The multi-level saga pulsates with anger, determination, and wistfulness. Wilson has developed richly defined characters, all striving for a better existence. They are in flux and undergoing seismic changes. He subtly, but pointedly, contrasts the northern and southern African-American lifestyles and desires. The playwright’s use of ghostly imagery is an effective mechanism in exploring and exorcising age-old beliefs and memories.
The first-rate cast is led by Clifton Duncan as Willie Boy. He is boisterous, obstinate, and single-minded in the pursuit of his dream of owning his own farm. He is the nexus in which all the other characters revolve around. Christina Acosta Robinson as Berniece is stoic and resolute in her desire to better the lives of herself and daughter. On the surface she appears unfeeling and stringent, but underneath churns a woman seeking real love and passion. Galen Ryan Kane, as Willie Boy’s friend Lymon, yearns to break from his southern heritage to begin anew up north. The actor brings a laid back and pensive quality to his role, which finely balances with the more strongly expressive characters. Roscoe Orman’s Doaker is the most sensible member of the household. He is contemplative and mannered, but not so detached to back down from a good time. Cleavant Derricks’ Wining Boy provides good-natured comic relief flecked with regret and unrealized ambitions. Rounding out the splendid cast is Daniel Morgan Shelley as Avery, Elise Taylor as the young daughter Maretha, and Toccarra Cash as Grace.
Director Jade King Carroll skillfully creates an environment that comes across as natural and unforced. Scenes seamlessly flow together. She injects intelligent and compelling flourishes into scenes such as the floor stomping railroad work song. While heartache and humor are at the play’s core she also demonstrates a deft touch with tender moments as with the intimate scene between Berniece and Lymon. The director artfully controls the tempo of the show, building the tension of the production to a feverish pitch. The play’s resolution, however, does come a bit too quickly and seems rushed.

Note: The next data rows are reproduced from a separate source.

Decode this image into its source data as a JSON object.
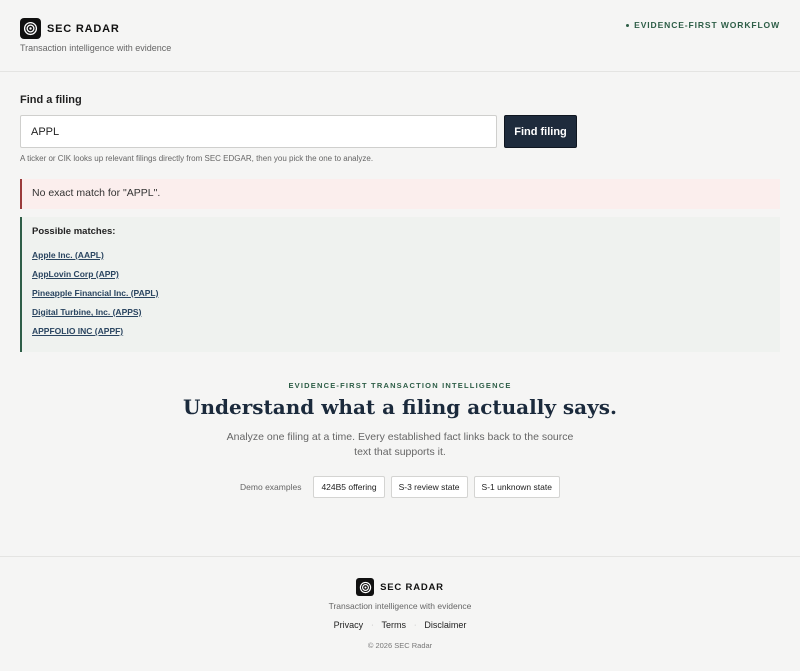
{
  "header": {
    "brand_name": "SEC RADAR",
    "tagline": "Transaction intelligence with evidence",
    "workflow_label": "EVIDENCE-FIRST WORKFLOW",
    "logo_icon": "radar-target-icon"
  },
  "search": {
    "label": "Find a filing",
    "value": "APPL",
    "button_label": "Find filing",
    "help_text": "A ticker or CIK looks up relevant filings directly from SEC EDGAR, then you pick the one to analyze."
  },
  "alert": {
    "message": "No exact match for \"APPL\"."
  },
  "matches": {
    "title": "Possible matches:",
    "items": [
      {
        "label": "Apple Inc. (AAPL)"
      },
      {
        "label": "AppLovin Corp (APP)"
      },
      {
        "label": "Pineapple Financial Inc. (PAPL)"
      },
      {
        "label": "Digital Turbine, Inc. (APPS)"
      },
      {
        "label": "APPFOLIO INC (APPF)"
      }
    ]
  },
  "hero": {
    "eyebrow": "EVIDENCE-FIRST TRANSACTION INTELLIGENCE",
    "title": "Understand what a filing actually says.",
    "subtitle": "Analyze one filing at a time. Every established fact links back to the source text that supports it."
  },
  "demo": {
    "label": "Demo examples",
    "buttons": [
      {
        "label": "424B5 offering"
      },
      {
        "label": "S-3 review state"
      },
      {
        "label": "S-1 unknown state"
      }
    ]
  },
  "footer": {
    "brand_name": "SEC RADAR",
    "tagline": "Transaction intelligence with evidence",
    "links": [
      {
        "label": "Privacy"
      },
      {
        "label": "Terms"
      },
      {
        "label": "Disclaimer"
      }
    ],
    "copyright": "© 2026 SEC Radar"
  },
  "colors": {
    "accent_green": "#2e5e47",
    "primary_button": "#1e2b3c",
    "alert_border": "#9b3a3a",
    "alert_bg": "#fbeeed",
    "matches_bg": "#eff2ef"
  }
}
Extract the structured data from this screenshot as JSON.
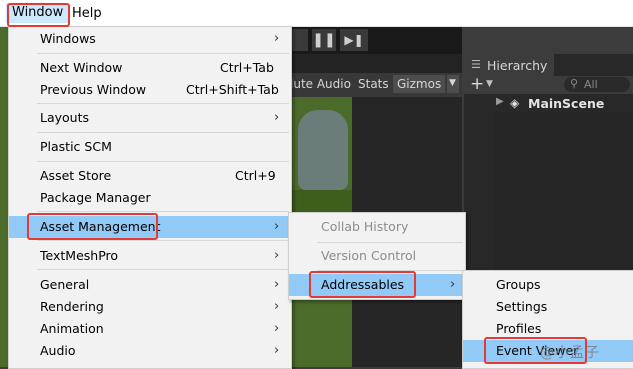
{
  "menubar": {
    "window_label": "Window",
    "help_label": "Help"
  },
  "window_menu": {
    "items": [
      {
        "label": "Windows",
        "shortcut": "",
        "submenu": true
      },
      {
        "label": "Next Window",
        "shortcut": "Ctrl+Tab",
        "submenu": false
      },
      {
        "label": "Previous Window",
        "shortcut": "Ctrl+Shift+Tab",
        "submenu": false
      },
      {
        "label": "Layouts",
        "shortcut": "",
        "submenu": true
      },
      {
        "label": "Plastic SCM",
        "shortcut": "",
        "submenu": false
      },
      {
        "label": "Asset Store",
        "shortcut": "Ctrl+9",
        "submenu": false
      },
      {
        "label": "Package Manager",
        "shortcut": "",
        "submenu": false
      },
      {
        "label": "Asset Management",
        "shortcut": "",
        "submenu": true
      },
      {
        "label": "TextMeshPro",
        "shortcut": "",
        "submenu": true
      },
      {
        "label": "General",
        "shortcut": "",
        "submenu": true
      },
      {
        "label": "Rendering",
        "shortcut": "",
        "submenu": true
      },
      {
        "label": "Animation",
        "shortcut": "",
        "submenu": true
      },
      {
        "label": "Audio",
        "shortcut": "",
        "submenu": true
      }
    ]
  },
  "asset_management_menu": {
    "items": [
      {
        "label": "Collab History",
        "disabled": true
      },
      {
        "label": "Version Control",
        "disabled": true
      },
      {
        "label": "Addressables",
        "submenu": true
      }
    ]
  },
  "addressables_menu": {
    "items": [
      {
        "label": "Groups"
      },
      {
        "label": "Settings"
      },
      {
        "label": "Profiles"
      },
      {
        "label": "Event Viewer"
      }
    ]
  },
  "scene_toolbar": {
    "mute_audio": "lute Audio",
    "stats": "Stats",
    "gizmos": "Gizmos"
  },
  "hierarchy": {
    "tab_label": "Hierarchy",
    "search_placeholder": "All",
    "scene_name": "MainScene"
  },
  "watermark": "@小孟子",
  "icons": {
    "pause": "pause-icon",
    "step": "step-icon",
    "hierarchy": "hierarchy-icon",
    "add": "plus-icon",
    "search": "search-icon",
    "unity": "unity-icon",
    "submenu": "chevron-right-icon"
  },
  "colors": {
    "highlight": "#91c9f7",
    "annotation": "#e53935",
    "menu_bg": "#f2f2f2"
  }
}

The scenic design, a simple, unadorned ground floor living room and second floor landing, by Alexis Distler quietly and modestly evokes the Pittsburgh Hill District where the action of the play takes place.
The Piano Lesson, a winning and absorbing drama, playing at Hartford Stage through November 13th.
Posted by StudentAffairs.com at 9:06 AM